The commission pledged to use a light touch….

The FCC’s “rule” violates express Congressional instruction not to do this. With the FCC’s lawlessness made manifest, how can their pledge be believed?

A Thought on Net Neutrality

…as conceived in secret by FCC Chairman Tom Wheeler.

The image below, from the AP via USA Today, is…illustrative. The outage about which the article was written was clearly the result of vandalism. Read carefully, those signs taped to the window in the image.NetNeutrality

Think about them. Think about what happens when Government controls the Internet. The concerns presently center of free speech, and those concerns are of extreme importance. But the same control gives Government control over what businesses will be allowed to operate on the Internet, and at what cost—unique, perhaps, to a company of which Government disapproves.

One More Nail

…in what should be Obamacare’s coffin. Even if repeal will take some years and a Republican President.

More than half of tax filers who received subsidies for health insurance premiums may owe hundreds of dollars because they got tax credits that were too large, complicating an already messy tax season that has seen about 800,000 incorrect tax statements sent to consumers who obtained coverage via the federal exchange.
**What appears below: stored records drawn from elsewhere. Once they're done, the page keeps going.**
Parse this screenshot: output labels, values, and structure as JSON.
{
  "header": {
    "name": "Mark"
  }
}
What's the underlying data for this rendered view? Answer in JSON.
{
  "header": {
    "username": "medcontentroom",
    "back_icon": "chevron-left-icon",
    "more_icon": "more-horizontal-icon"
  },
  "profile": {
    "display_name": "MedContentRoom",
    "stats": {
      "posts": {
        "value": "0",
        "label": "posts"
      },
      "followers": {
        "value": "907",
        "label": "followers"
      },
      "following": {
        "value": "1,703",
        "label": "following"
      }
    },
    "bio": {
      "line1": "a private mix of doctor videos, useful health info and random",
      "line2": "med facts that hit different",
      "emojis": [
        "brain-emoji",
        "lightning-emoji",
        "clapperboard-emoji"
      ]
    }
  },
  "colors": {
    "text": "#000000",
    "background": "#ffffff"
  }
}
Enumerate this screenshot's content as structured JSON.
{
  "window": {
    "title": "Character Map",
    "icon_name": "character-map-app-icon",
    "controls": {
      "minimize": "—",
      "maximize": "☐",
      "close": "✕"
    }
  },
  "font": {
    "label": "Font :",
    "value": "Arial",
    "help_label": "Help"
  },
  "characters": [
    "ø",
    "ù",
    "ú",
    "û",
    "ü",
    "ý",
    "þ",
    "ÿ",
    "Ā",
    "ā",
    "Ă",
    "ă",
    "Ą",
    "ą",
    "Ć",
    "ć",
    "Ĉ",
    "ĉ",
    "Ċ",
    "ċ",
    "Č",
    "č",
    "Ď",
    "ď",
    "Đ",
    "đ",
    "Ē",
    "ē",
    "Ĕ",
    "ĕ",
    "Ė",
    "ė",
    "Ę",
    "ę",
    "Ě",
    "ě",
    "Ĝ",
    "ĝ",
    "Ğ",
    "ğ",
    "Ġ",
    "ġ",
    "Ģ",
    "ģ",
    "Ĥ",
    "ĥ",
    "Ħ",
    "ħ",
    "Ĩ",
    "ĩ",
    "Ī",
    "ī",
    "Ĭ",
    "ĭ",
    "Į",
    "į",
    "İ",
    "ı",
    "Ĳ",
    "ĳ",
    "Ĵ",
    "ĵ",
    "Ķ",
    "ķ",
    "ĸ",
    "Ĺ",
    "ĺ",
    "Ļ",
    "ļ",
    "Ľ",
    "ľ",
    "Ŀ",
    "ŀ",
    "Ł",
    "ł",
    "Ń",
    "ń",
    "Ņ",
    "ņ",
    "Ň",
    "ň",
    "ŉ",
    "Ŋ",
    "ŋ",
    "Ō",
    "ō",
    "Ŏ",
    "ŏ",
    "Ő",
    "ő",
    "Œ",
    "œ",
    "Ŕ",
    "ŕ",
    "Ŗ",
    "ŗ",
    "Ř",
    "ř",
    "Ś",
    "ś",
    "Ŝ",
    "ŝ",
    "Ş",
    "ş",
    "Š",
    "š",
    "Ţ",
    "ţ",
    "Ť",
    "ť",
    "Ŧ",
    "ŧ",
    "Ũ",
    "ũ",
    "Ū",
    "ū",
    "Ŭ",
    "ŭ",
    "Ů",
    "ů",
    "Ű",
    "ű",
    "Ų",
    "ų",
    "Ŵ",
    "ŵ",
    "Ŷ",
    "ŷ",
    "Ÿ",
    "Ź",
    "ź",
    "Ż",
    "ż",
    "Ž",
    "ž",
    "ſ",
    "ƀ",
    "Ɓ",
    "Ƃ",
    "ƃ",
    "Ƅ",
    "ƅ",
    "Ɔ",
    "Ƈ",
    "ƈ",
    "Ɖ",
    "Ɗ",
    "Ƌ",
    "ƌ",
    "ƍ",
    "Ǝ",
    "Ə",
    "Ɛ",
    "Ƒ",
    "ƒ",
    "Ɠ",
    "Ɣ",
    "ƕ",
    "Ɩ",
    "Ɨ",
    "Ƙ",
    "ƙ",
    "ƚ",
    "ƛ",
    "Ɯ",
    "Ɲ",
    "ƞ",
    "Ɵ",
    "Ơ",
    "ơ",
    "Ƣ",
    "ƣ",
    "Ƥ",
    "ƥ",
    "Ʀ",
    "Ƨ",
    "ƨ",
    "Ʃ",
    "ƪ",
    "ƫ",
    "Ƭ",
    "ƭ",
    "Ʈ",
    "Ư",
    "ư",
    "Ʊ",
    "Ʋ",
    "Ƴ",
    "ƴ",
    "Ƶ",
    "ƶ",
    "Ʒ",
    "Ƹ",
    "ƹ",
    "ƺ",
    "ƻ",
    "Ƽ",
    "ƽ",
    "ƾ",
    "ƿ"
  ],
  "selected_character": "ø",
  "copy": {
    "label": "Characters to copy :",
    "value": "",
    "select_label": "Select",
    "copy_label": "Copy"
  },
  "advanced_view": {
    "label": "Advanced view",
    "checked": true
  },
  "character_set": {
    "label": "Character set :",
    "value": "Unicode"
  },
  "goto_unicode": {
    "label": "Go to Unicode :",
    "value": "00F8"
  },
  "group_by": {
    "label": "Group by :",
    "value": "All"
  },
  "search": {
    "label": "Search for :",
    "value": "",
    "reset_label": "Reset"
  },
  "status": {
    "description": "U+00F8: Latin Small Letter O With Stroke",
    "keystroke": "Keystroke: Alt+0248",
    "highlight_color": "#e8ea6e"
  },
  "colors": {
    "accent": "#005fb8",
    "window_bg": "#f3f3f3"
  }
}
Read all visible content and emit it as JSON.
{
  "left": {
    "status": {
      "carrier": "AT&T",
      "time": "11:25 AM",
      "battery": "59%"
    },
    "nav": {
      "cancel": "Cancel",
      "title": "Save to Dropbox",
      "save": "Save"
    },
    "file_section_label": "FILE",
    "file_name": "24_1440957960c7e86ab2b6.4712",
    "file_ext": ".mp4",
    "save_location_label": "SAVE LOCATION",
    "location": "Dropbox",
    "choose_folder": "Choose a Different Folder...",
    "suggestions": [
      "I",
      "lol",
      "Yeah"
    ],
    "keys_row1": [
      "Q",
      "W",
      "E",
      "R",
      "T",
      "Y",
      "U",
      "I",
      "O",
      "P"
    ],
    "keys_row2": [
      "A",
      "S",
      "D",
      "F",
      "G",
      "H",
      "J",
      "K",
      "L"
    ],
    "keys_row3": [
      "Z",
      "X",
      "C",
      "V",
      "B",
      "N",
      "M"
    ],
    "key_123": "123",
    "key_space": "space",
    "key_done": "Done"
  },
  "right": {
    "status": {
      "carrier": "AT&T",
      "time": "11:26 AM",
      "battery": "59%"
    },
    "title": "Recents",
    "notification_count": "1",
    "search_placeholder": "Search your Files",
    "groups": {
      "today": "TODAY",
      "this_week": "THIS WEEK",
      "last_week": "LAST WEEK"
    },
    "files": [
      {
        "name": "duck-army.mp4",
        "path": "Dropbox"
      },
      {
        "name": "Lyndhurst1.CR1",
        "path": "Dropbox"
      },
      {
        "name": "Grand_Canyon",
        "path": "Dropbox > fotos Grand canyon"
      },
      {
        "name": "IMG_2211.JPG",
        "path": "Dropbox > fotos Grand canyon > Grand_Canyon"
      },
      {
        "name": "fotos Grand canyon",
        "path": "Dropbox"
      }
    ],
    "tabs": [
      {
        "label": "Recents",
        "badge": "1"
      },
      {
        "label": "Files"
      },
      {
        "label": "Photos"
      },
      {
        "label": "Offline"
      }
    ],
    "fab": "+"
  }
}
Almost six weeks into tax filing season, 52% of people who enrolled in insurance through state or federal exchanges are finding they must pay back a portion of their tax credits, according to a report Tuesday by tax preparation firm H&R Block Inc. and based on their clients. The average amount paid back is $530….